    in Python 2 Interactivity: Humans in the loop!
  7. Nathan Gray: Lazy Python/deep_reload Janko Hauser: Interactive Python Prompt (IPP)

    Others were thinking about the same…
  8. Dec 10, 2001, on comp.lang.python From the get-go, a collaborative

    effort!
  9. Ethical: access & collaboration

  10. Medellín, Colombia Image Credits: latinorebels.com wired.com

  11. IPython sprint @ SciPy India 2010 Prabhu Ramachandran, IIT Mumbai,

    Enthought
  12. What I can not create, I do not understand Richard

    Feynman Scientific: black boxes don’t belong in science
  13. Most important in the long run: Community!

  14. SciPy 2003 @ CalTech Eric Jones John Hunter, 1968-2012 SciPy:

    Scientists collaborating across disciplinary boundaries for the fun of building better tools, rather than competing for papers.
  15. IPython: life-long partnerships SciPy 2008, Caltech PyCon 2012, Santa Clara

  16. Team today: where all the credit goes And over 500

    contributors!
  17. Brett Cannon said it best

  18. What: Human-centered, interactive, computing and science

  19. At the terminal or the notebook

  20. Jupyter: beyond Python u a l j i ~90 different

    kernels: https://github.com/jupyter/jupyter/wiki/Jupyter-kernels
  21. What do we build? ❖ Low-level standards: ❖ Messaging protocol,

    notebook format ❖ Reusable libraries that implement them ❖ User-facing applications ❖ IPython, Jupyter Notebook/Lab, JupyterHub, … ❖ Services that make them accessible ❖ nbviewer, try.jupyter All in support of an open ecosystem
  22. protocol and format ❖ Core foundations ❖ Capture lasting, important

    elements of human-centered computational processes ❖ But meant for machines to digest well! ❖ Archival, reusable, multi-purpose 100% open: work with us, don’t reinvent at this level!!
  23. Where next

  24. Exciting developments … lots more!

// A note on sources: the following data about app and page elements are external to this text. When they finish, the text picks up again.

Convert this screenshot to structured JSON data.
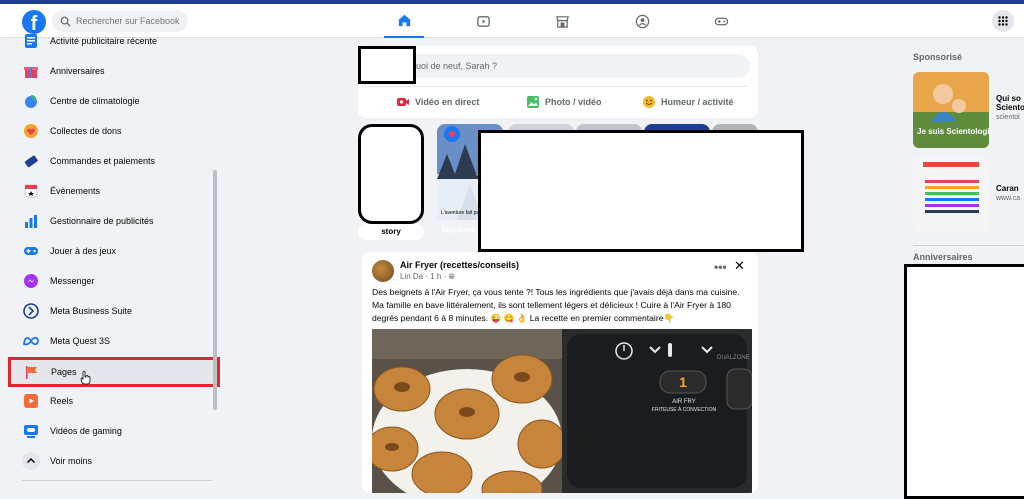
{
  "topbar": {
    "logo": "f",
    "search_placeholder": "Rechercher sur Facebook",
    "nav": [
      "home-icon",
      "video-icon",
      "marketplace-icon",
      "groups-icon",
      "gaming-icon"
    ]
  },
  "sidebar": {
    "items": [
      {
        "label": "Activité publicitaire récente",
        "icon": "ads-activity-icon"
      },
      {
        "label": "Anniversaires",
        "icon": "gift-icon"
      },
      {
        "label": "Centre de climatologie",
        "icon": "climate-icon"
      },
      {
        "label": "Collectes de dons",
        "icon": "heart-icon"
      },
      {
        "label": "Commandes et paiements",
        "icon": "payments-icon"
      },
      {
        "label": "Évènements",
        "icon": "calendar-icon"
      },
      {
        "label": "Gestionnaire de publicités",
        "icon": "bar-chart-icon"
      },
      {
        "label": "Jouer à des jeux",
        "icon": "gamepad-icon"
      },
      {
        "label": "Messenger",
        "icon": "messenger-icon"
      },
      {
        "label": "Meta Business Suite",
        "icon": "business-suite-icon"
      },
      {
        "label": "Meta Quest 3S",
        "icon": "meta-icon"
      },
      {
        "label": "Pages",
        "icon": "flag-icon"
      },
      {
        "label": "Reels",
        "icon": "reels-icon"
      },
      {
        "label": "Vidéos de gaming",
        "icon": "gaming-video-icon"
      },
      {
        "label": "Voir moins",
        "icon": "chevron-up-icon"
      }
    ]
  },
  "composer": {
    "placeholder": "uoi de neuf, Sarah ?",
    "actions": [
      "Vidéo en direct",
      "Photo / vidéo",
      "Humeur / activité"
    ]
  },
  "stories": [
    {
      "label": "story"
    },
    {
      "label": "lagrappe...",
      "overlay": "L'aventure fait partie de toi"
    }
  ],
  "post": {
    "title": "Air Fryer (recettes/conseils)",
    "meta": "Lin Da · 1 h ·",
    "text": "Des beignets à l'Air Fryer, ça vous tente ?! Tous les ingrédients que j'avais déjà dans ma cuisine. Ma famille en bave littéralement, ils sont tellement légers et délicieux ! Cuire à l'Air Fryer à 180 degrés pendant 6 à 8 minutes. 😜 😋 👌 La recette en premier commentaire👇",
    "image_labels": {
      "display": "1",
      "brand": "DUALZONE",
      "mode": "AIR FRY",
      "mode_fr": "FRITEUSE À CONVECTION"
    }
  },
  "right": {
    "sponsored": "Sponsorisé",
    "ads": [
      {
        "title": "Qui so",
        "line2": "Scientol",
        "domain": "scientol",
        "image_text": "Je suis Scientologiste"
      },
      {
        "title": "Caran",
        "domain": "www.ca"
      }
    ],
    "birthdays": "Anniversaires"
  },
  "colors": {
    "brand": "#1877f2",
    "highlight": "#e0262e",
    "bg": "#f0f2f5"
  }
}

JupyterLab nbdime

  25. Executable books

  26. Berkeley’s Foundations of Data Science ❖ Interactive textbook is Jupyter

    Notebooks ❖ Course deployment is JupyterHub ❖ Based on original effort by Jess Hamrick (2017 PhD) ❖ Ryan Lovett, Yuvi Panda, Vinitra Swamy, Gunjan Baid, Chris Hench, Claudia von Vacano… data.berkeley.edu, data8.org inferentialthinking.com
  27. Fastest growth in Berkeley history We estimate ~1200 students this

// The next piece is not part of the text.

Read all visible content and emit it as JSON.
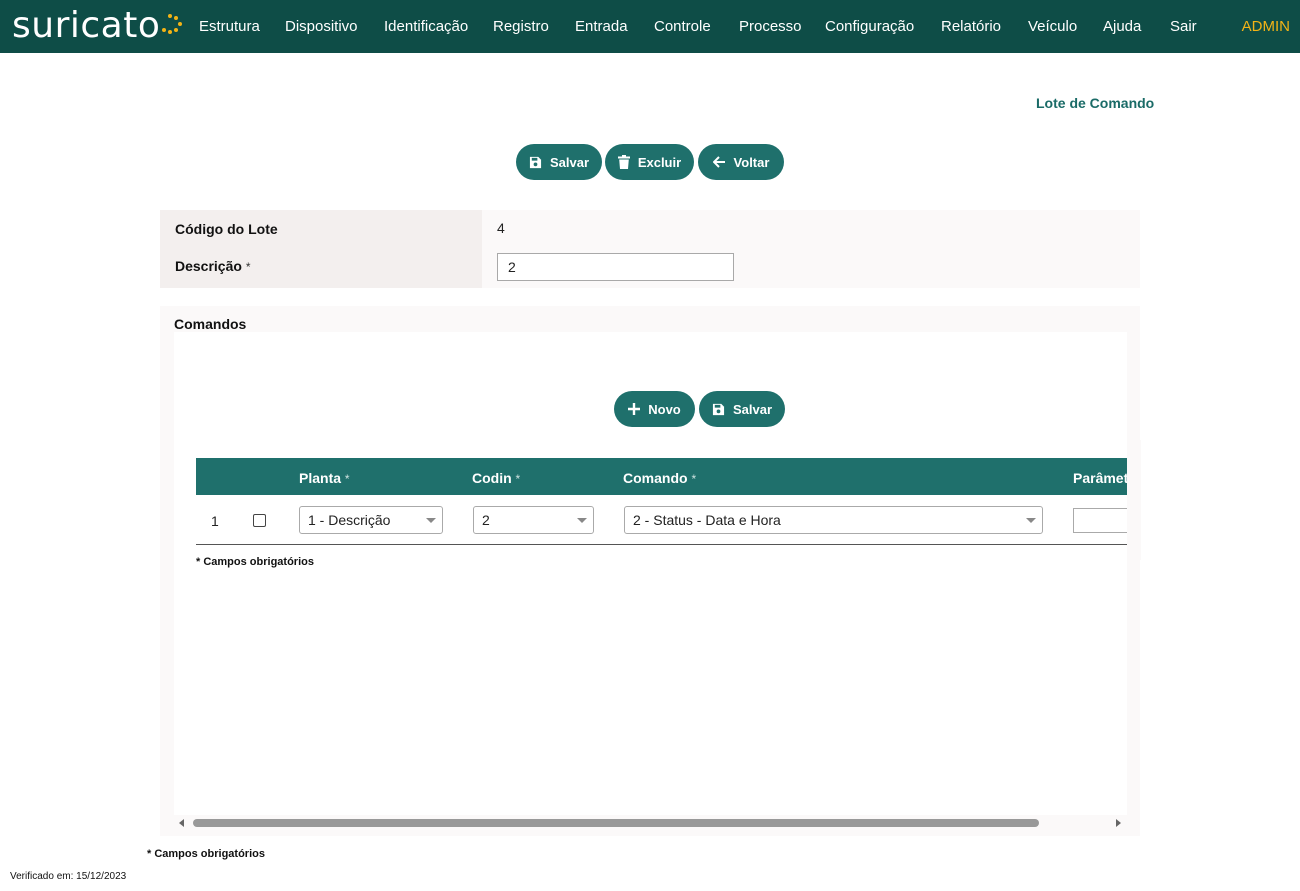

    semester. First class was yesterday!
  28. How do we keep doing this?

  29. A sustainable future for Jupyter & friends? When [platforms] try

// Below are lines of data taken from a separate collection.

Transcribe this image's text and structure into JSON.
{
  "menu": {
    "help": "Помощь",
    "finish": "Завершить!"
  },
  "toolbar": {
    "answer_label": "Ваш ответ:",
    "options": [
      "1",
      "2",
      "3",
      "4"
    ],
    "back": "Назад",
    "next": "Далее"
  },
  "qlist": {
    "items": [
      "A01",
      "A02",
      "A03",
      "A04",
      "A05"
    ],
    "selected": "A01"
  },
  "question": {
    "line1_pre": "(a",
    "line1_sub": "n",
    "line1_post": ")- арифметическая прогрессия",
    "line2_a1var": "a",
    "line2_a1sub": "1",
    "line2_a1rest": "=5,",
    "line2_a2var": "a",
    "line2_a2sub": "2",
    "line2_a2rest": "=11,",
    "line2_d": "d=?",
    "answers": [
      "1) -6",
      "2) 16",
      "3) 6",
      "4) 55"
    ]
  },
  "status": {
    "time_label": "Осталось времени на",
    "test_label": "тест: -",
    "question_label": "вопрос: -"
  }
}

    to extract too much value for the platform owner, they ultimately fail… Platforms must create more value than they capture if their ecosystem is to survive. Tim O’Reilly - WTF? What’s the Future and Why It’s Up To Us
  30. Industry platforms

  31. NumFOCUS.org

  32. Funding and partnerships

  33. A personal note ❖ IPython was born out of deep,

    hard failure ❖ The SciPy community saved me! ❖ Impostor syndrome is still very real ❖ Scientist, doing software, crossing disciplinary boundaries…
  34. I trust this community to continue to be as welcoming

    and open as it can be innovative. Let’s keep building tools that contribute to an open, collaborative, accessible and fair society. 2018!
  35. Thank You!